> Task requirements:
Those lines of the records that contain "horno" are to be located and copied.

> Input data:
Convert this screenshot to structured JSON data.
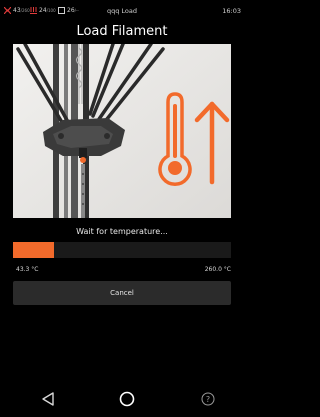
{
  "status_bar": {
    "hotend_temp": "43",
    "hotend_unit": "/260",
    "bed_temp": "24",
    "bed_unit": "/100",
    "chamber_temp": "26",
    "chamber_unit": "/--",
    "device_name": "qqq Load",
    "time": "16:03"
  },
  "page": {
    "title": "Load Filament"
  },
  "progress": {
    "status_text": "Wait for temperature...",
    "fraction": 0.19,
    "current_temp": "43.3 °C",
    "target_temp": "260.0 °C"
  },
  "buttons": {
    "cancel_label": "Cancel"
  },
  "icons": {
    "thermometer": "thermometer-icon",
    "arrow_up": "arrow-up-icon",
    "nav_back": "back-triangle-icon",
    "nav_home": "home-circle-icon",
    "nav_help": "help-icon"
  },
  "colors": {
    "accent": "#f26a2b",
    "button_bg": "#2b2b2b",
    "background": "#000000"
  }
}
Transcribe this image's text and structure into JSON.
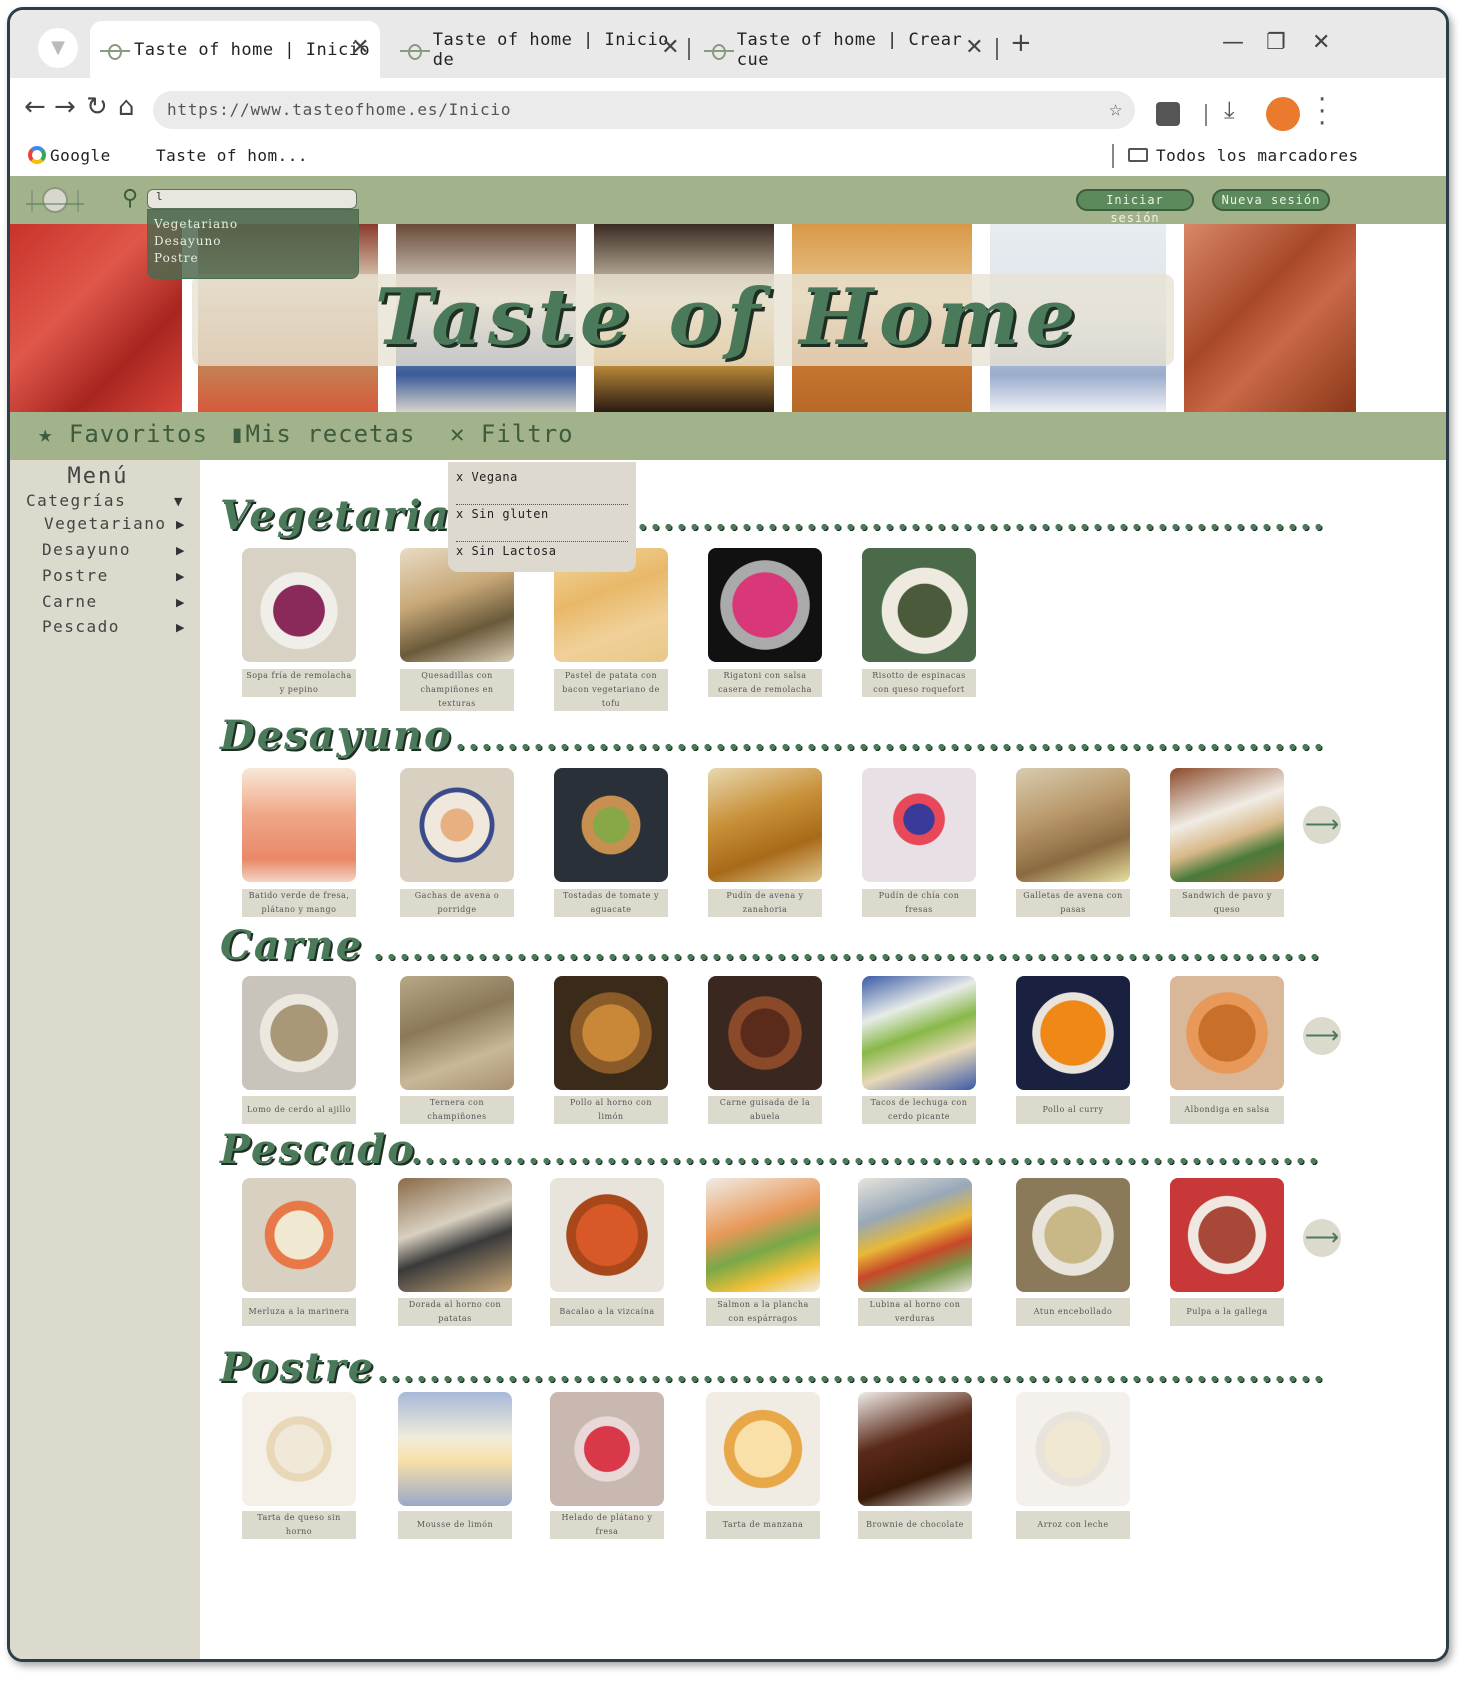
{
  "browser": {
    "tabs": [
      {
        "title": "Taste of home | Inicio"
      },
      {
        "title": "Taste of home | Inicio de"
      },
      {
        "title": "Taste of home | Crear cue"
      }
    ],
    "url": "https://www.tasteofhome.es/Inicio",
    "bookmarks": [
      "Google",
      "Taste of hom..."
    ],
    "all_bookmarks": "Todos los marcadores",
    "profile_color": "#ea7a2e"
  },
  "site": {
    "title": "Taste of Home",
    "search": {
      "value": "l",
      "suggestions": [
        "Vegetariano",
        "Desayuno",
        "Postre"
      ]
    },
    "login_button": "Iniciar sesión",
    "new_session_button": "Nueva sesión",
    "subnav": [
      "Favoritos",
      "Mis recetas",
      "Filtro"
    ],
    "filter_options": [
      "x Vegana",
      "x Sin gluten",
      "x Sin Lactosa"
    ],
    "accent": "#a2b38b",
    "title_green": "#4b7a5a"
  },
  "sidebar": {
    "title": "Menú",
    "categories_label": "Categrías",
    "items": [
      "Vegetariano",
      "Desayuno",
      "Postre",
      "Carne",
      "Pescado"
    ]
  },
  "sections": [
    {
      "title": "Vegetariano",
      "items": [
        "Sopa fría de remolacha y pepino",
        "Quesadillas con champiñones en texturas",
        "Pastel de patata con bacon vegetariano de tofu",
        "Rigatoni con salsa casera de remolacha",
        "Risotto de espinacas con queso roquefort"
      ]
    },
    {
      "title": "Desayuno",
      "items": [
        "Batido verde de fresa, plátano y mango",
        "Gachas de avena o porridge",
        "Tostadas de tomate y aguacate",
        "Pudín de avena y zanahoria",
        "Pudín de chía con fresas",
        "Galletas de avena con pasas",
        "Sandwich de pavo y queso"
      ]
    },
    {
      "title": "Carne",
      "items": [
        "Lomo de cerdo al ajillo",
        "Ternera con champiñones",
        "Pollo al horno con limón",
        "Carne guisada de la abuela",
        "Tacos de lechuga con cerdo picante",
        "Pollo al curry",
        "Albondiga en salsa"
      ]
    },
    {
      "title": "Pescado",
      "items": [
        "Merluza a la marinera",
        "Dorada al horno con patatas",
        "Bacalao a la vizcaína",
        "Salmon a la plancha con espárragos",
        "Lubina al horno con verduras",
        "Atun encebollado",
        "Pulpa a la gallega"
      ]
    },
    {
      "title": "Postre",
      "items": [
        "Tarta de queso sin horno",
        "Mousse de limón",
        "Helado de plátano y fresa",
        "Tarta de manzana",
        "Brownie de chocolate",
        "Arroz con leche"
      ]
    }
  ]
}
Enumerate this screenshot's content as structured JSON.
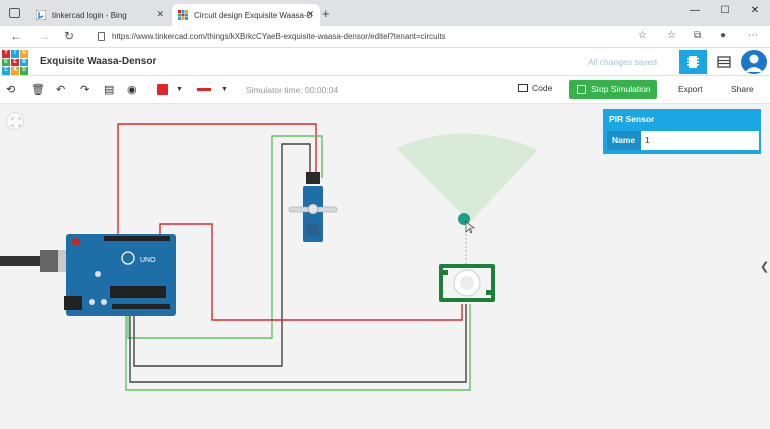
{
  "browser": {
    "tabs": [
      {
        "title": "tinkercad login - Bing",
        "active": false
      },
      {
        "title": "Circuit design Exquisite Waasa-D",
        "active": true
      }
    ],
    "url": "https://www.tinkercad.com/things/kXBrkcCYaeB-exquisite-waasa-densor/editel?tenant=circuits"
  },
  "app": {
    "logo_letters": [
      "T",
      "I",
      "N",
      "K",
      "E",
      "R",
      "C",
      "A",
      "D"
    ],
    "project_title": "Exquisite Waasa-Densor",
    "save_status": "All changes saved"
  },
  "toolbar": {
    "simulator_time": "Simulator time: 00:00:04",
    "code_label": "Code",
    "stop_label": "Stop Simulation",
    "export_label": "Export",
    "share_label": "Share"
  },
  "inspector": {
    "title": "PIR Sensor",
    "name_label": "Name",
    "name_value": "1"
  },
  "board": {
    "label": "UNO"
  },
  "colors": {
    "accent": "#1aa7e3",
    "sim_green": "#35b24a",
    "wire_red": "#e0252b",
    "wire_green": "#5cc464",
    "wire_dark": "#333333",
    "arduino_blue": "#1e6fa8"
  }
}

> Solution to the exercise:
        "Pollo al horno con limón",
        "Dorada al horno con patatas",
        "Lubina al horno con verduras",
        "Tarta de queso sin horno",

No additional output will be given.